By virtue of the novel construction of the steering stand 200, the helmsman is virtually seated in the steering wheel 210 and passes his legs through the steering wheel in order to be able to actuate the pedals 248 and 250. The entire steering wheel 210 can be utilized as display across its circumference. All types of spokes as employed in conventional steering wheels and steering columns are thus dispensed with.

The size of the steering wheel 210 may by any whatever and is determined solely by the objective that a helmsman has to be at all times capable of actuating the same in a sitting position while stretching his legs through the steering wheel. This is achieved by the open support of the steering wheel 210 in the floor portion 222 of the steering stand. The swivelability of the steering wheel 210 about the axis 224 enables the helmsman to swivel the steering wheel 210 into an optimal actuating and reading position for him of the reflected-in data or the data indicated on the monitor 240.

The swivelability of the steering wheel 210 in the direction of the arrow 262 (FIG. 12) can be effected be means of a slide guideway in order to be able to move the steering wheel 210 in the forward and rearward direction. The respective angular position is preferably fixable with the aid of locking means. The swivel axis 224 is preferably mounted in the floor area, e.g. the deck 222 of a ship. The steering wheel 210 itself can more particularly be comprised of transparent glass-like material or of plastic.

Moreover, by preference within the upper region of the steering wheel, an additional display is provided, upon which further data can be indicated.

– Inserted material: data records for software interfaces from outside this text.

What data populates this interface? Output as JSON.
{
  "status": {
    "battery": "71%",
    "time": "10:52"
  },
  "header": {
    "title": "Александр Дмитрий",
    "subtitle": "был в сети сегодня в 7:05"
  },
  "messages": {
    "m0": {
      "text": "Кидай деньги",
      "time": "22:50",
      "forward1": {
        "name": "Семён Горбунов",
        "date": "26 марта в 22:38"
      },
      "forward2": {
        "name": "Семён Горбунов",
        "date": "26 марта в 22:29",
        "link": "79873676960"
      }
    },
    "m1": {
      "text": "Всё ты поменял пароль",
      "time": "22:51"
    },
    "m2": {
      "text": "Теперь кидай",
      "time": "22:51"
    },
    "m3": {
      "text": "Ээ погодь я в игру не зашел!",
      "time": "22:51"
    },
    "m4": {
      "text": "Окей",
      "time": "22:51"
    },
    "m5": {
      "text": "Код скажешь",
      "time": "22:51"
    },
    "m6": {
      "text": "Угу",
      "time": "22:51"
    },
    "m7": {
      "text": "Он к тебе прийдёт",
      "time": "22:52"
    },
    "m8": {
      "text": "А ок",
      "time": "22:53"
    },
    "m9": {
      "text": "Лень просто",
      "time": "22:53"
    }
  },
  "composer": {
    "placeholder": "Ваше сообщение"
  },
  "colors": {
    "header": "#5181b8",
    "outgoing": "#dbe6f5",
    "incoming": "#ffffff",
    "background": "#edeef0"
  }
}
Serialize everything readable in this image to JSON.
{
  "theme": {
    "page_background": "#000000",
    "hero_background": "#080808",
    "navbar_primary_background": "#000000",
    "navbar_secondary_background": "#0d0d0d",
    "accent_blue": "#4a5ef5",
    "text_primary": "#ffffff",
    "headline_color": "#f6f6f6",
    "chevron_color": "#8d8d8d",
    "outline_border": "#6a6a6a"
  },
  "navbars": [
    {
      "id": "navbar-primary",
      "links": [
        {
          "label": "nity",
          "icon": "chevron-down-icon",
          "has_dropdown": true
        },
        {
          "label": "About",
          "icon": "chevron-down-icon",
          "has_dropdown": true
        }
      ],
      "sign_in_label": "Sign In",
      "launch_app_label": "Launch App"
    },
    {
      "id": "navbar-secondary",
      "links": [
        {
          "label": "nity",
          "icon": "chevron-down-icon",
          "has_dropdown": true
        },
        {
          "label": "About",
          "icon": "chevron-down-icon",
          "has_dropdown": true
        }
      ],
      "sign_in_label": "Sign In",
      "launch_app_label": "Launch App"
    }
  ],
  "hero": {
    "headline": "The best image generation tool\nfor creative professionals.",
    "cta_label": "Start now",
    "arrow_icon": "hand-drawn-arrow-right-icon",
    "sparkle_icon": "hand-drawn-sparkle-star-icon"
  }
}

The FIG. 13 shows a further embodiment of a steering wheel 210, in which case two display areas 232 are provided, which may be projection displaye 249 or displays traveling along with the steering wheel 210. In this fashion, the steering wheel 210 is divided into several sections. Further sections of the steering wheel can be provided with bead-like-constructed handling aids of rubber or some other suitable material in order to enhance the grip.

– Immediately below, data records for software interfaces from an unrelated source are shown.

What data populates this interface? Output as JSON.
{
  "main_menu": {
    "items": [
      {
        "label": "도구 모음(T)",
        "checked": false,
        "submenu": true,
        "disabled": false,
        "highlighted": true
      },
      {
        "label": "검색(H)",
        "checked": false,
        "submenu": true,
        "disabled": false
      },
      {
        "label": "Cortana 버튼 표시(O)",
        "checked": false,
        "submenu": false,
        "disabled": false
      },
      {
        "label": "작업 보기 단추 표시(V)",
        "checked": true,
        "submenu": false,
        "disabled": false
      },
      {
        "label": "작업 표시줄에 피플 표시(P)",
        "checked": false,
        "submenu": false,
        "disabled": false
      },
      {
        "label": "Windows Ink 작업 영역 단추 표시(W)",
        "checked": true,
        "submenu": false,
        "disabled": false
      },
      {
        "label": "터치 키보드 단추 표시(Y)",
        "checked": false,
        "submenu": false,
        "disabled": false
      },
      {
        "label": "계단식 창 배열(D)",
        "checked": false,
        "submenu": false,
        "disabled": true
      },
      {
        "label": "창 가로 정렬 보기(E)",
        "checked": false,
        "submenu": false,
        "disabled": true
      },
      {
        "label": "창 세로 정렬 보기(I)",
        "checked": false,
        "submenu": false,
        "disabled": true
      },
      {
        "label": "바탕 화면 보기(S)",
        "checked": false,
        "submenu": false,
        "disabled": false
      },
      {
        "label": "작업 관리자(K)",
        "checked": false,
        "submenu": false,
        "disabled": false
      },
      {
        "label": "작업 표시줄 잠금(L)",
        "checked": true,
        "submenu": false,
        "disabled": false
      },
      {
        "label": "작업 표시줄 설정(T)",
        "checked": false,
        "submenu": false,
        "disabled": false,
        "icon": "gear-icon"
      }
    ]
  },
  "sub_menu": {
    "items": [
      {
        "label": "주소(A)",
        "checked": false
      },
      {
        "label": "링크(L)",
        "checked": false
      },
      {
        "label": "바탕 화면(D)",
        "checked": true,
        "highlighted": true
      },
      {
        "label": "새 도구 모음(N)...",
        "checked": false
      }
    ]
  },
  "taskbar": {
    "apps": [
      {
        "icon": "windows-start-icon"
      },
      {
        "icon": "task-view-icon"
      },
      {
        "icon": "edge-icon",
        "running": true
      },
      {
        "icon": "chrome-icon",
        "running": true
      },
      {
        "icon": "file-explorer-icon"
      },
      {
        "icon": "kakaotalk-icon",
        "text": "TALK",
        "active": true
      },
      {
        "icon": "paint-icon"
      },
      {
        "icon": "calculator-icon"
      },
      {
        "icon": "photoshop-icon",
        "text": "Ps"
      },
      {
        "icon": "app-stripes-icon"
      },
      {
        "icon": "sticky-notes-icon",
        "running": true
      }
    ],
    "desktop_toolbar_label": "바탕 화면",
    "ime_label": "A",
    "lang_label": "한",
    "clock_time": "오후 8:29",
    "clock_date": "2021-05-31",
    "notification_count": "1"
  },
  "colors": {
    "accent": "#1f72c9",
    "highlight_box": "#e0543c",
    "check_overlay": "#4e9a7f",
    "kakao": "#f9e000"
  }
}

In order to ensure also in the event of wetness or of an oil contamination of the steering wheel 210 a perfect and precise transmission of the steering wheel rotation to the transmitting rollers 216 so as to avoid a slipping through, by means of a device 290 traveling along with the steering wheel 210, e.g. a silicon-coated steel cable or a knob tape with a rubberized back or toothing on the inner circle of the steering wheel, which operates a toothing on the transmitting roller 280, triggers the transmitting roller 216 doubly or also on its own (FIG. 14). This is effected by means of a deflection roller for the purpose of retaining the direction of rotation. In this case the internal toothing on the inside of the steering wheel 210 is the most space-saving alternative, no deterioration of the installation depth results either. The transmitting roller 216 is equipped with merely one gear wheel. Tensioning rollers and transmission rollers are dispensed with.

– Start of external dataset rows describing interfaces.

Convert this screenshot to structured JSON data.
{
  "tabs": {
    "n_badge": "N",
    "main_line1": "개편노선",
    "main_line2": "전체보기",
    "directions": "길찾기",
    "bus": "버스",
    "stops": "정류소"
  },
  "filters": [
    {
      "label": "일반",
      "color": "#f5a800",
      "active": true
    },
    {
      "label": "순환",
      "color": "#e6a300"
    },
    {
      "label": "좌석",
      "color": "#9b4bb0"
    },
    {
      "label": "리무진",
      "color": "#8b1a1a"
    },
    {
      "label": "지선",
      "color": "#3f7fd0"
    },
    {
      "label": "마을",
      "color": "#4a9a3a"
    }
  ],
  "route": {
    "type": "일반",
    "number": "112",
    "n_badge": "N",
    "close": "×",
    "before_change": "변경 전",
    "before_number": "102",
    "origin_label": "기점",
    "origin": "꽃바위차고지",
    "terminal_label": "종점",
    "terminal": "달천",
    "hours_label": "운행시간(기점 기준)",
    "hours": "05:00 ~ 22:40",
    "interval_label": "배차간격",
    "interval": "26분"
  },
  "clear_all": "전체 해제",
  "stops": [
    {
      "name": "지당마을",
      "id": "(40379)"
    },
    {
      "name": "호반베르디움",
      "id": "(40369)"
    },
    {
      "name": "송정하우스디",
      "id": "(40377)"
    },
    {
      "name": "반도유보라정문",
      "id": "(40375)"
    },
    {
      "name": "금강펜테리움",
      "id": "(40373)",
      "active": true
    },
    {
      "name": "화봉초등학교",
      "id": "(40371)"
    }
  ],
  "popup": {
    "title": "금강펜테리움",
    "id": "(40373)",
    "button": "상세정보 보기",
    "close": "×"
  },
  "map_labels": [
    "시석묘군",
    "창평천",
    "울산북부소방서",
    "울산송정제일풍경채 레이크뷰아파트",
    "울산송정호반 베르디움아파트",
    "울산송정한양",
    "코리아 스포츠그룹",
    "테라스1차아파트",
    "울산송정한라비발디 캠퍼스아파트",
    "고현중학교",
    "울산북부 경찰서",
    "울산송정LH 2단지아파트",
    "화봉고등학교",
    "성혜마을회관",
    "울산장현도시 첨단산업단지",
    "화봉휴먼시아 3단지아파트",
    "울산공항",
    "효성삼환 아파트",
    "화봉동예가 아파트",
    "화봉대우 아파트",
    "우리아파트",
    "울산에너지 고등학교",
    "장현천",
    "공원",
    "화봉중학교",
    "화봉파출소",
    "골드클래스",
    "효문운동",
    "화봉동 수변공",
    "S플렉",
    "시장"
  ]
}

Patent Citations
Cited PatentFiling datePublication dateApplicantTitle
US2210935 *Dec 21, 1938Aug 13, 1940Giliberty James VShip stabilizer
US3842777 *Jul 19, 1972Oct 22, 1974Larsh EMarine vessel roll stabilizer apparatus
US5511504 *Aug 9, 1995Apr 30, 1996Martin; John R.Computer controlled fins for improving seakeeping in marine vessels
Referenced by
Citing PatentFiling datePublication dateApplicantTitle
US6567069 *Jul 29, 1999May 20, 2003Alliedsignal Inc.Integrated display and yoke mechanism
WO2011072655A2 *Dec 15, 2010Jun 23, 2011Roesner Mathias OliverSteering system for a ship
Classifications
U.S. Classification114/121, 114/144.00R, 114/126, 114/162
International ClassificationB63H25/08, B63B1/04, B63B39/00, B63B39/08, B63B15/00, B63B49/00, B63B29/12, B63B39/06
Cooperative ClassificationB63B29/12, B63B39/061, B63B39/00, B63B49/00, B63B15/00, B63B39/08, B63B1/04, B63B2001/202, B63H2025/022, B63H25/08
European ClassificationB63B1/04, B63B49/00, B63B15/00, B63B39/08, B63B29/12, B63H25/08, B63B39/00, B63B39/06B
Legal Events
DateCodeEventDescription
May 24, 2004LAPSLapse for failure to pay maintenance fees
Jul 20, 2004FPExpired due to failure to pay maintenance fee
Effective date: 20040523